Interface dataset entries
════════

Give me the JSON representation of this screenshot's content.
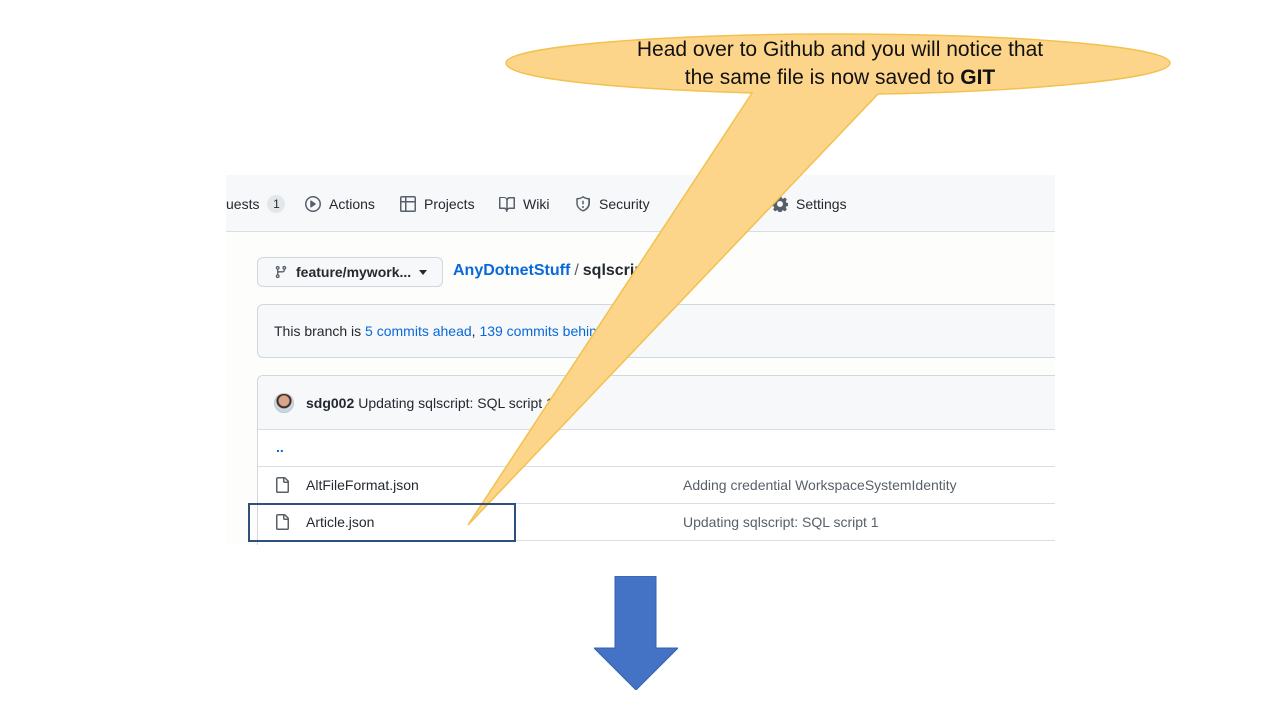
{
  "callout": {
    "line1": "Head over to Github and you will notice that",
    "line2_prefix": "the same file is now saved to ",
    "line2_bold": "GIT",
    "fill_color": "#fdd58a",
    "stroke_color": "#f2c14e"
  },
  "nav": {
    "pull_requests_partial": "uests",
    "pull_requests_count": "1",
    "actions": "Actions",
    "projects": "Projects",
    "wiki": "Wiki",
    "security": "Security",
    "settings": "Settings"
  },
  "branch_selector": {
    "label": "feature/mywork..."
  },
  "breadcrumb": {
    "repo": "AnyDotnetStuff",
    "separator": "/",
    "folder": "sqlscript"
  },
  "branch_info": {
    "prefix": "This branch is ",
    "ahead": "5 commits ahead",
    "comma": ", ",
    "behind": "139 commits behind"
  },
  "latest_commit": {
    "author": "sdg002",
    "message": "Updating sqlscript: SQL script 1"
  },
  "files": {
    "parent": "..",
    "rows": [
      {
        "name": "AltFileFormat.json",
        "message": "Adding credential WorkspaceSystemIdentity"
      },
      {
        "name": "Article.json",
        "message": "Updating sqlscript: SQL script 1"
      }
    ]
  },
  "colors": {
    "link": "#0969da",
    "arrow": "#4472c4",
    "highlight_border": "#2f4f7f"
  }
}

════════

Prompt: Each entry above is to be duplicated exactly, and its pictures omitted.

Response to the exercise:
Give me the JSON representation of this screenshot's content.
{
  "callout": {
    "line1": "Head over to Github and you will notice that",
    "line2_prefix": "the same file is now saved to ",
    "line2_bold": "GIT",
    "fill_color": "#fdd58a",
    "stroke_color": "#f2c14e"
  },
  "nav": {
    "pull_requests_partial": "uests",
    "pull_requests_count": "1",
    "actions": "Actions",
    "projects": "Projects",
    "wiki": "Wiki",
    "security": "Security",
    "settings": "Settings"
  },
  "branch_selector": {
    "label": "feature/mywork..."
  },
  "breadcrumb": {
    "repo": "AnyDotnetStuff",
    "separator": "/",
    "folder": "sqlscript"
  },
  "branch_info": {
    "prefix": "This branch is ",
    "ahead": "5 commits ahead",
    "comma": ", ",
    "behind": "139 commits behind"
  },
  "latest_commit": {
    "author": "sdg002",
    "message": "Updating sqlscript: SQL script 1"
  },
  "files": {
    "parent": "..",
    "rows": [
      {
        "name": "AltFileFormat.json",
        "message": "Adding credential WorkspaceSystemIdentity"
      },
      {
        "name": "Article.json",
        "message": "Updating sqlscript: SQL script 1"
      }
    ]
  },
  "colors": {
    "link": "#0969da",
    "arrow": "#4472c4",
    "highlight_border": "#2f4f7f"
  }
}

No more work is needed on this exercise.